Acute bronchitis is a common disease, seen in all age groups, where there is inflammation of the bronchi (1).
- acute bronchitis is commonly caused by a viral or sometimes bacterial infection, but will resolve without antibiotic treatment, regardless of the cause (2)
- may be caused by influenza and, in children, rhinoviruses and respiratory syncytial virus
- diagnosis is usually made if a previously well person presents with cough as the predominant symptom, in the absence of focal chest signs or severe systemic upset. Other symptoms may include sputum production, breathlessness or wheeze (2)
- cough usually lasts for seven to ten days but can persist for three weeks (2)
There may be subsquent bacterial infection following the initial viral assault. Common bacterial organisms involved include pneumococcus, H. influenzae and Staph. aureus.
Risk factors for the development of acute bronchitis include smoking and a damp or dusty environment.
- antibiotic treatment is not indicated for the majority of previously well patients with acute bronchitis
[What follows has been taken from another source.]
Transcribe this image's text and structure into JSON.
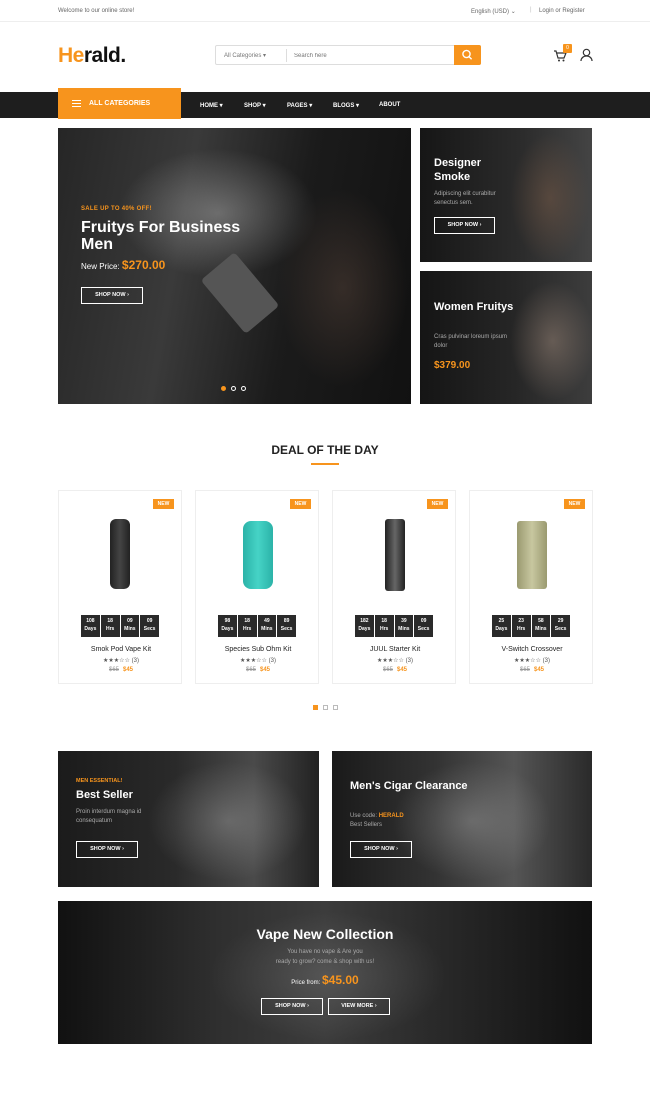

- patients should be reassured and offered a patient information leaflet explaining the nature of the illness, and the risks and limited efficacy of antibiotic treatment
- delayed prescriptions are also an option, as these are associated with reduced reattendance during the next month
- analgesics and antipyretics may be used where appropriate
- Gonzales R, Sande M.Lancet 199; 345: 665.
- MeReC Bulletin 2006;17(3):12-14.
Last reviewed 01/2018